**Task statement**
For each line in the material below that holds "episodes", copy that line.

**Records provided**
-*-*-

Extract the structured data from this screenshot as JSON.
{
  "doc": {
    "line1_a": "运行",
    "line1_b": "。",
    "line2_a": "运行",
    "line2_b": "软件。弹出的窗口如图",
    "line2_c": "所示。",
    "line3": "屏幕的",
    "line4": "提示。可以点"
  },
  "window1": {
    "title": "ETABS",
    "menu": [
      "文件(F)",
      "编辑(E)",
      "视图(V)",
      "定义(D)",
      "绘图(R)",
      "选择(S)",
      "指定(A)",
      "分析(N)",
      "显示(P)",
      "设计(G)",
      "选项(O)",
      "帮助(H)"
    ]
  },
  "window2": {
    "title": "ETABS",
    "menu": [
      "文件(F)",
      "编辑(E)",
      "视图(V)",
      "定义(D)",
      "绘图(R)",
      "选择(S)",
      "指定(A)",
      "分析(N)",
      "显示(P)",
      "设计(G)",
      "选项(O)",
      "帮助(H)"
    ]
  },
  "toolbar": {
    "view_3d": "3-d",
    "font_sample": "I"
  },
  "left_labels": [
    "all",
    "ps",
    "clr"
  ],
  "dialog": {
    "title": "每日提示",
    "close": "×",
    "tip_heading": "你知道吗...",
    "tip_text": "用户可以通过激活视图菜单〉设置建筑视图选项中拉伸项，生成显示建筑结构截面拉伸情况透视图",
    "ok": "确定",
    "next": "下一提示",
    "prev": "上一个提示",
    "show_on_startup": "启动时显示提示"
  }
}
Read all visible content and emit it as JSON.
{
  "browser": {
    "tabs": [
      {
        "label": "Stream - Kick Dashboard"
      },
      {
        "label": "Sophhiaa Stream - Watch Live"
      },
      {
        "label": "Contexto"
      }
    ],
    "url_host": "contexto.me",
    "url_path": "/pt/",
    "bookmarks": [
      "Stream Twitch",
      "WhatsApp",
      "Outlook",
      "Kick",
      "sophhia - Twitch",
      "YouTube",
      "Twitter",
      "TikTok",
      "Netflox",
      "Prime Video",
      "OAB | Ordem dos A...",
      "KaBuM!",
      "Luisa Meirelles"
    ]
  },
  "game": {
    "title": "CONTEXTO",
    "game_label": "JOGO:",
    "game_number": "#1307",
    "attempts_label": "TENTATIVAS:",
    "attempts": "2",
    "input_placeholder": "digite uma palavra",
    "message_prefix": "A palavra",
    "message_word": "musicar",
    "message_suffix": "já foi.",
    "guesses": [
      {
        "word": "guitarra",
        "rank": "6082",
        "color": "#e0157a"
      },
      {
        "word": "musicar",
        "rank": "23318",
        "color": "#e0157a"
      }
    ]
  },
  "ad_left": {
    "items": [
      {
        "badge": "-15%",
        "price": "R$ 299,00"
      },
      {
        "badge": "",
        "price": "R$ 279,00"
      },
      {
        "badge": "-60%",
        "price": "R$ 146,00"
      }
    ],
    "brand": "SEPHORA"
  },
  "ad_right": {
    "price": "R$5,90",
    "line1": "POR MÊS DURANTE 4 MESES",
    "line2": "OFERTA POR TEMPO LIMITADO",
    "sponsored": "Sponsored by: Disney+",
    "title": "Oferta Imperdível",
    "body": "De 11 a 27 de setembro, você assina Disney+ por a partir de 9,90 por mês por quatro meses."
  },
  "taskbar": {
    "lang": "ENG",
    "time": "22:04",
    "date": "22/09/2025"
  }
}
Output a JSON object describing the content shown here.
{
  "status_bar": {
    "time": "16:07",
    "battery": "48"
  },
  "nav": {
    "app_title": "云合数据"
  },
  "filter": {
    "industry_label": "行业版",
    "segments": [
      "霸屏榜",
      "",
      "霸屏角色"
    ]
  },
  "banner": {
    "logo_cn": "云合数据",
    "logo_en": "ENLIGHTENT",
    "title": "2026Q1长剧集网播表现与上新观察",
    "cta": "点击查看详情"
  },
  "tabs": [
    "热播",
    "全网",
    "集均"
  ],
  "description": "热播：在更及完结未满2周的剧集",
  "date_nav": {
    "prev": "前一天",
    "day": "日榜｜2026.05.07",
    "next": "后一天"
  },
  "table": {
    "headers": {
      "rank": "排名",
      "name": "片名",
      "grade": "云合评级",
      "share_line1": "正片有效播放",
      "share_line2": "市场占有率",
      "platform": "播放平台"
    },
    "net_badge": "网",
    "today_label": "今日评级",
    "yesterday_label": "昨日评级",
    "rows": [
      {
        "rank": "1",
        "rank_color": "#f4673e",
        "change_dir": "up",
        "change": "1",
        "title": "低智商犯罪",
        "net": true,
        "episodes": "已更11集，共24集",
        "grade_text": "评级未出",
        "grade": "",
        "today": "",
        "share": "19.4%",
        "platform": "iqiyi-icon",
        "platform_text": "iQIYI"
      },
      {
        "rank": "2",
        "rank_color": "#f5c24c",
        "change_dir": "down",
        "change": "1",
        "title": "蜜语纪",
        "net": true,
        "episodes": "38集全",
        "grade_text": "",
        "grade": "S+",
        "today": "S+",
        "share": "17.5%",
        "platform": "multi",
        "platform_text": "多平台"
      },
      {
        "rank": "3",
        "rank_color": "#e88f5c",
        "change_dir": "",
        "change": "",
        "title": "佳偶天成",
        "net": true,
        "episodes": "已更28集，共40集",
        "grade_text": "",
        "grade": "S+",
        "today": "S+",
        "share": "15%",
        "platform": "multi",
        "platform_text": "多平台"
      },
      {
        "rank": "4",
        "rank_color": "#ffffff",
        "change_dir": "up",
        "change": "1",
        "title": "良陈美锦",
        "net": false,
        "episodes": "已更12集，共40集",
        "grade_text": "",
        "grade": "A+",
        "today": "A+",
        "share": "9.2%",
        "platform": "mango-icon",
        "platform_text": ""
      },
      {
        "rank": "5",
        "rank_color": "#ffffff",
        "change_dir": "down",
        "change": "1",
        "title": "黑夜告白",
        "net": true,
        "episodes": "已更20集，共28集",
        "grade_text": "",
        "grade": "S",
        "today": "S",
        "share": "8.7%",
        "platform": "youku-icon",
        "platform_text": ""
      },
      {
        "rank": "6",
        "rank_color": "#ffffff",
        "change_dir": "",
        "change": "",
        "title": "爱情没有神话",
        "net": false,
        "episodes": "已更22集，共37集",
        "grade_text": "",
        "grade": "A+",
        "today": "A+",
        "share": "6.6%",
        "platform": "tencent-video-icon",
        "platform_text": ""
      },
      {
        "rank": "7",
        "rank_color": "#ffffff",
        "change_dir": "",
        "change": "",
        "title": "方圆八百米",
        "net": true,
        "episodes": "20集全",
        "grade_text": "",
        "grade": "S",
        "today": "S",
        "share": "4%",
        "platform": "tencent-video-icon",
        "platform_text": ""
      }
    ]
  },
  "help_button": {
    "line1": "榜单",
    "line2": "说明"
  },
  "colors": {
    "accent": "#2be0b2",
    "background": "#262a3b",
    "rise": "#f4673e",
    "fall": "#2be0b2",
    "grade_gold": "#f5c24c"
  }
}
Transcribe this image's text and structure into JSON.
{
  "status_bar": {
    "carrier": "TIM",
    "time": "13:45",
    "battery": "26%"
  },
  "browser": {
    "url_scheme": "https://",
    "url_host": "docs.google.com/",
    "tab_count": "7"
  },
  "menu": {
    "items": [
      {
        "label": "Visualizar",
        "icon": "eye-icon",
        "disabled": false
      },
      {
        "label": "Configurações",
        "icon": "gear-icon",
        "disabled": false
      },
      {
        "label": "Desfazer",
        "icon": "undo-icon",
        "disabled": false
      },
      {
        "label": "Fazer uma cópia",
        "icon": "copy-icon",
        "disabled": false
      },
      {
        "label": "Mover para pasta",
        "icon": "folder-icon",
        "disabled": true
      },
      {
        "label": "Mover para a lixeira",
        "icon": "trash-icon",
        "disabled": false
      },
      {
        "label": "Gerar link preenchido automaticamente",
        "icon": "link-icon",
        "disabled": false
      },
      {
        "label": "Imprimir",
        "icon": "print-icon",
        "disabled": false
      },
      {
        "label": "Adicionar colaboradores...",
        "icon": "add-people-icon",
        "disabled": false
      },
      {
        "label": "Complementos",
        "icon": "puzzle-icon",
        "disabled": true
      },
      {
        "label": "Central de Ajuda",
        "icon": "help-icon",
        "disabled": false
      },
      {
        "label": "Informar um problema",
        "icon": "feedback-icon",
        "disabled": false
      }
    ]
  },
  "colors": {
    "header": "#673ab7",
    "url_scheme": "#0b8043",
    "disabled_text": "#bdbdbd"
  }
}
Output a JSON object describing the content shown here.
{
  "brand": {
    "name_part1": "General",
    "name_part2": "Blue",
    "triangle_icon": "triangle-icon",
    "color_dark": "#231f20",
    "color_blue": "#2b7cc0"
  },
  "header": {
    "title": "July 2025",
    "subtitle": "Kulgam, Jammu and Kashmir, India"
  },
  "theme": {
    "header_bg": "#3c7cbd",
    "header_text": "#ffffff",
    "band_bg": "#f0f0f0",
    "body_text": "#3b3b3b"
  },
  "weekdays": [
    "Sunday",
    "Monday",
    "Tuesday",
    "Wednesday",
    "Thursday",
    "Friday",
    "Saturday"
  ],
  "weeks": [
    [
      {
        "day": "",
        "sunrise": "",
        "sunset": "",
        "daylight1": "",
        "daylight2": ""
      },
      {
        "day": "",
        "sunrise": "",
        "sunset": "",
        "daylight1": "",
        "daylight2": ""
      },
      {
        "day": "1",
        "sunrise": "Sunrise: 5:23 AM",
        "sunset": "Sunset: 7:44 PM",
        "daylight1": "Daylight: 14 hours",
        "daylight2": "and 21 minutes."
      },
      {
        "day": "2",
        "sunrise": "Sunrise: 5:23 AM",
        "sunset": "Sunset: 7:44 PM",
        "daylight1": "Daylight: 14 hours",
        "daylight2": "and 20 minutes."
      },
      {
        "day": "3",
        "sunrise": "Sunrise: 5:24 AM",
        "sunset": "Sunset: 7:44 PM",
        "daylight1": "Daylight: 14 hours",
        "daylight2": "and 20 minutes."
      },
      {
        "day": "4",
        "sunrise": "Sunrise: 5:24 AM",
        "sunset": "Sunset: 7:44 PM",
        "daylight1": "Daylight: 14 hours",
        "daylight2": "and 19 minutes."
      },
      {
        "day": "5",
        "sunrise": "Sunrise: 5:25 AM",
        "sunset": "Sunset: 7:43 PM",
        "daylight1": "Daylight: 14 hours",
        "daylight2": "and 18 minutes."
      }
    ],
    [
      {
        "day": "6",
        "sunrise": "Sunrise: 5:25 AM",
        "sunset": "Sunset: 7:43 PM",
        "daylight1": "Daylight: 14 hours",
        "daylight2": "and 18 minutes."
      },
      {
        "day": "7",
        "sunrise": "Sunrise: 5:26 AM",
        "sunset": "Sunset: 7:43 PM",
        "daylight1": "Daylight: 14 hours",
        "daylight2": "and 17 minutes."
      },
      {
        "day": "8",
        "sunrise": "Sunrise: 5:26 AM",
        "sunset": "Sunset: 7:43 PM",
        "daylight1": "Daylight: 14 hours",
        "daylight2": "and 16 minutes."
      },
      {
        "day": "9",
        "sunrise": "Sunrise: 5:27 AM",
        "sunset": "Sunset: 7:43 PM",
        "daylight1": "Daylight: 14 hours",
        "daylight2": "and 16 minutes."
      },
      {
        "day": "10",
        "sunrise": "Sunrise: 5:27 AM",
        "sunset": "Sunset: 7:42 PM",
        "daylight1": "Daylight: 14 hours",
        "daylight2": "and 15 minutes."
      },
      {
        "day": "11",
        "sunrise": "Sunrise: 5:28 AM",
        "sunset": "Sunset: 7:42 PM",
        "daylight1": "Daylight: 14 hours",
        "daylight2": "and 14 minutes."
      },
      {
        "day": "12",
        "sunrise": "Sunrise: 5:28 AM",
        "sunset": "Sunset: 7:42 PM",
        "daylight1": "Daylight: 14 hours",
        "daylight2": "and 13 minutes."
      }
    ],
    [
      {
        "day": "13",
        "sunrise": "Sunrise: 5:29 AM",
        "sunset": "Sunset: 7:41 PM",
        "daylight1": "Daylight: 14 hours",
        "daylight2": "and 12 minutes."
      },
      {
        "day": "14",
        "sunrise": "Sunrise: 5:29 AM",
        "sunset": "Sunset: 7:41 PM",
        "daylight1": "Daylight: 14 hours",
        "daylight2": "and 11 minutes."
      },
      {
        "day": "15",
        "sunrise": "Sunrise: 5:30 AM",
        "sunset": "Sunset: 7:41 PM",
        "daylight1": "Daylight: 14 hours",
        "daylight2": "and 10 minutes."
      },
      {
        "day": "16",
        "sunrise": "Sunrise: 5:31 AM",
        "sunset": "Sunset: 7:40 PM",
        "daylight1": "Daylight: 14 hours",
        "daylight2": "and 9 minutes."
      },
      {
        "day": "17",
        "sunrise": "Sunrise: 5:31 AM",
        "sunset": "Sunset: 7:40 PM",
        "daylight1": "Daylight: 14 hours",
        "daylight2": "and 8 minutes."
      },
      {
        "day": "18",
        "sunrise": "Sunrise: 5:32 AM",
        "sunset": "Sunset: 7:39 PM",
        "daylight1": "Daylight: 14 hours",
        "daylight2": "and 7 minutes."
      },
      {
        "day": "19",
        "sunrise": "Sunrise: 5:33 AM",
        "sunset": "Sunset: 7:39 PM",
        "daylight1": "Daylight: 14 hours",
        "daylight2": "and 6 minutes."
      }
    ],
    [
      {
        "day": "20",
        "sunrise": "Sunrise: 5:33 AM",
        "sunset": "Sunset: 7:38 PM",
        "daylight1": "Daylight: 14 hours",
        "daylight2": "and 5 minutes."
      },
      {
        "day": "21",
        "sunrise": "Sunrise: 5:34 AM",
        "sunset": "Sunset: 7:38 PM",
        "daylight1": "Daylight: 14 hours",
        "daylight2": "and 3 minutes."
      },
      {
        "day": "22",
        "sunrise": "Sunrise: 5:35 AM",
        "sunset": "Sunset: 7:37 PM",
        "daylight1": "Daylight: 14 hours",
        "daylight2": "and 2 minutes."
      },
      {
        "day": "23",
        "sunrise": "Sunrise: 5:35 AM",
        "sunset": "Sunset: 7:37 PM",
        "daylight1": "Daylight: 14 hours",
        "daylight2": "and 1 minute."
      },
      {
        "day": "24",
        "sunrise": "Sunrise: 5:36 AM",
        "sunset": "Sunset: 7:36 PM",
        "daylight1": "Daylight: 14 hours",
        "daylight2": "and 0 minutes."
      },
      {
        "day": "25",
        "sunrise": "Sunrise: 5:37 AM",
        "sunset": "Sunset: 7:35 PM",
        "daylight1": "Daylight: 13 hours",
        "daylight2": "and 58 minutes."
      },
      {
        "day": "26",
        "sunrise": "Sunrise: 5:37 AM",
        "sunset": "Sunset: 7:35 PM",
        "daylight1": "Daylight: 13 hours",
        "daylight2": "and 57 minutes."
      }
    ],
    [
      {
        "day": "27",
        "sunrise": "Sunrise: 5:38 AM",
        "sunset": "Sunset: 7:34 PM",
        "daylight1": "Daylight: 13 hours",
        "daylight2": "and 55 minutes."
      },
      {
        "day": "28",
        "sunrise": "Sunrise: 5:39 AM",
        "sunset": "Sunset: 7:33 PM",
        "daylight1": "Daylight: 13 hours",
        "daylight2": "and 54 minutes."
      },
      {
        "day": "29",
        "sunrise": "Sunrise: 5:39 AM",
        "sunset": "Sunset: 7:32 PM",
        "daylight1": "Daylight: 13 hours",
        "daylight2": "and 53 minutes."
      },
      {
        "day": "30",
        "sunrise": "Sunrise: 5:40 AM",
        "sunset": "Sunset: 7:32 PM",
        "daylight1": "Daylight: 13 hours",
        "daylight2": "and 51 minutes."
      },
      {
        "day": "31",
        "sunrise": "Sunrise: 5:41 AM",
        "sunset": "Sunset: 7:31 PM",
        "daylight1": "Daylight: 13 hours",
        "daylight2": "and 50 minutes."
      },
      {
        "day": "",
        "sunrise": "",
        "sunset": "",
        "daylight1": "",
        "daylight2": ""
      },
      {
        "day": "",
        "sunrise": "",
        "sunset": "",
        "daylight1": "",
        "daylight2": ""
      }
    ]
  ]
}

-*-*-

**Worked solution**
        "episodes": "已更11集，共24集",
        "episodes": "38集全",
        "episodes": "已更28集，共40集",
        "episodes": "已更12集，共40集",
        "episodes": "已更20集，共28集",
        "episodes": "已更22集，共37集",
        "episodes": "20集全",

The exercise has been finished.